-- Exercise --
Once you have read the records below, report how many lines contain the word "highlight", and give nothing besides that number.

==== Data for review ====

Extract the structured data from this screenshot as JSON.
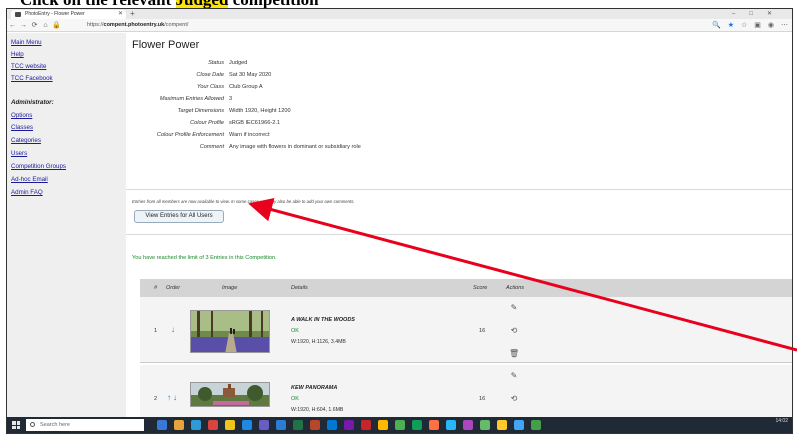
{
  "doc_heading": {
    "prefix": "Click on the relevant ",
    "highlight": "Judged",
    "suffix": " competition"
  },
  "browser": {
    "tab_title": "PhotoEntry - Flower Power",
    "new_tab": "+",
    "url_prefix": "https://",
    "url_host": "compent.photoentry.uk",
    "url_path": "/compent/"
  },
  "sidebar": {
    "links_top": [
      "Main Menu",
      "Help",
      "TCC website",
      "TCC Facebook"
    ],
    "admin_heading": "Administrator:",
    "admin_links": [
      "Options",
      "Classes",
      "Categories",
      "Users",
      "Competition Groups",
      "Ad-hoc Email",
      "Admin FAQ"
    ]
  },
  "competition": {
    "title": "Flower Power",
    "fields": [
      {
        "label": "Status",
        "value": "Judged"
      },
      {
        "label": "Close Date",
        "value": "Sat 30 May 2020"
      },
      {
        "label": "Your Class",
        "value": "Club Group A"
      },
      {
        "label": "Maximum Entries Allowed",
        "value": "3"
      },
      {
        "label": "Target Dimensions",
        "value": "Width 1920, Height 1200"
      },
      {
        "label": "Colour Profile",
        "value": "sRGB IEC61966-2.1"
      },
      {
        "label": "Colour Profile Enforcement",
        "value": "Warn if incorrect"
      },
      {
        "label": "Comment",
        "value": "Any image with flowers in dominant or subsidiary role"
      }
    ],
    "entries_note": "Entries from all members are now available to view. In some cases you may also be able to add your own comments.",
    "view_button": "View Entries for All Users",
    "limit_message": "You have reached the limit of 3 Entries in this Competition."
  },
  "table": {
    "headers": {
      "num": "#",
      "order": "Order",
      "image": "Image",
      "details": "Details",
      "score": "Score",
      "actions": "Actions"
    },
    "rows": [
      {
        "num": "1",
        "arrows": "↓",
        "name": "A WALK IN THE WOODS",
        "status": "OK",
        "dims": "W:1920, H:1126, 3.4MB",
        "score": "16"
      },
      {
        "num": "2",
        "arrows": "↑↓",
        "name": "KEW PANORAMA",
        "status": "OK",
        "dims": "W:1920, H:604, 1.6MB",
        "score": "16"
      }
    ]
  },
  "taskbar": {
    "search_placeholder": "Search here",
    "time": "14:02"
  },
  "colors": {
    "link": "#1a1a9c",
    "ok_green": "#1a8a2a",
    "annotation_arrow": "#e8001c",
    "highlight": "#ffe600"
  }
}
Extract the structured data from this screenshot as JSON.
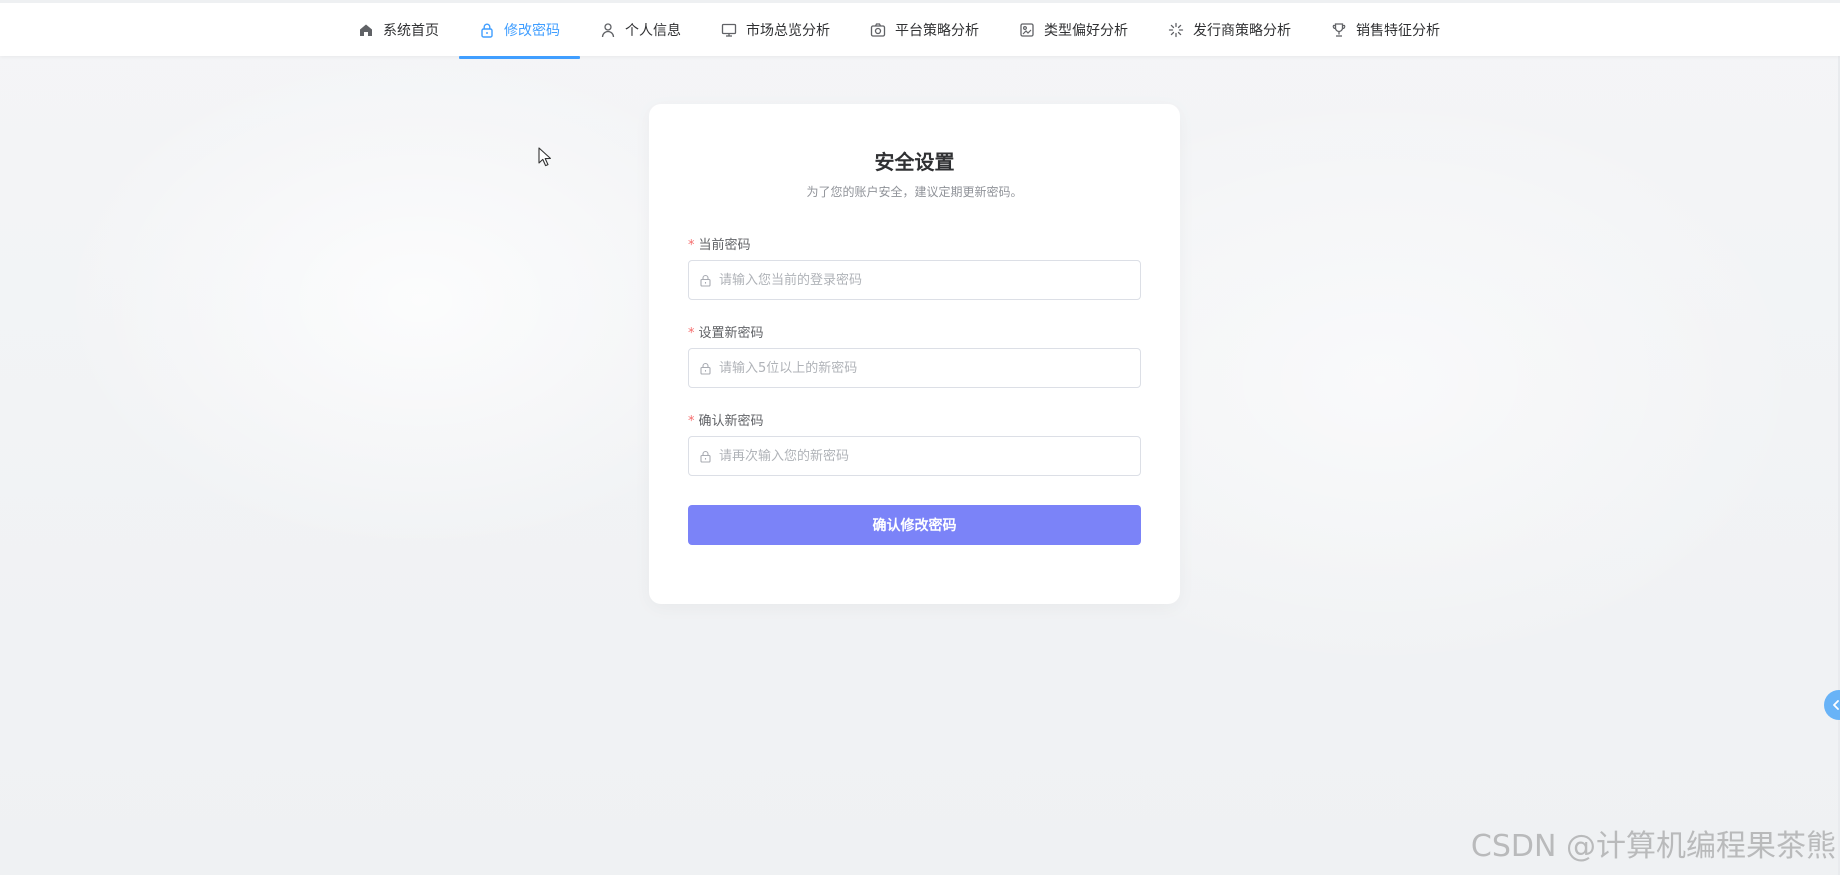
{
  "nav": {
    "items": [
      {
        "label": "系统首页",
        "icon": "home-icon"
      },
      {
        "label": "修改密码",
        "icon": "lock-icon"
      },
      {
        "label": "个人信息",
        "icon": "user-icon"
      },
      {
        "label": "市场总览分析",
        "icon": "monitor-icon"
      },
      {
        "label": "平台策略分析",
        "icon": "camera-icon"
      },
      {
        "label": "类型偏好分析",
        "icon": "picture-icon"
      },
      {
        "label": "发行商策略分析",
        "icon": "loading-icon"
      },
      {
        "label": "销售特征分析",
        "icon": "trophy-icon"
      }
    ],
    "active_index": 1,
    "active_color": "#409eff"
  },
  "form": {
    "title": "安全设置",
    "subtitle": "为了您的账户安全，建议定期更新密码。",
    "required_mark": "*",
    "fields": [
      {
        "label": "当前密码",
        "placeholder": "请输入您当前的登录密码",
        "value": ""
      },
      {
        "label": "设置新密码",
        "placeholder": "请输入5位以上的新密码",
        "value": ""
      },
      {
        "label": "确认新密码",
        "placeholder": "请再次输入您的新密码",
        "value": ""
      }
    ],
    "submit_label": "确认修改密码",
    "submit_color": "#7b83f8"
  },
  "watermark": "CSDN @计算机编程果茶熊"
}
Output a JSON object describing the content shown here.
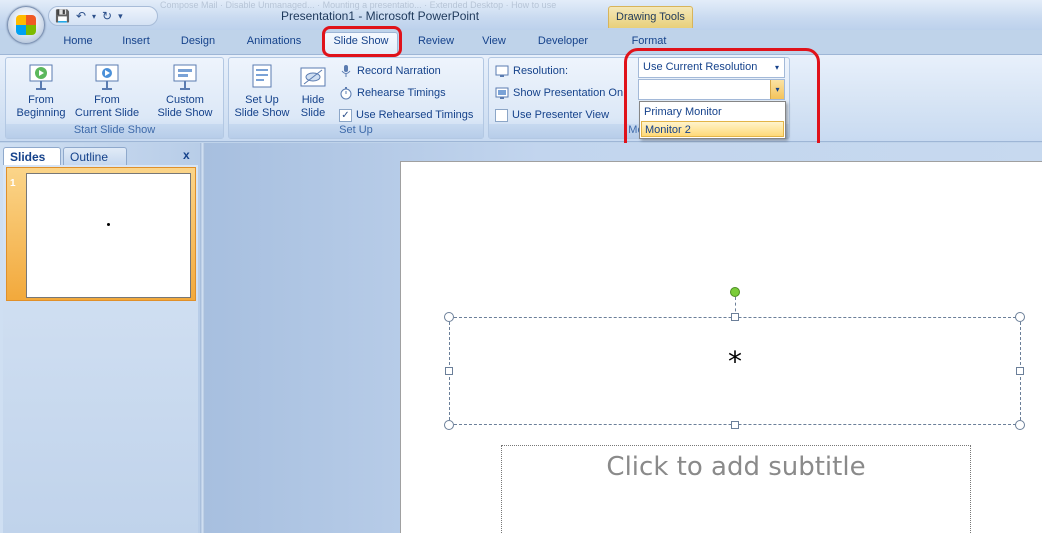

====

-- The completed task --
2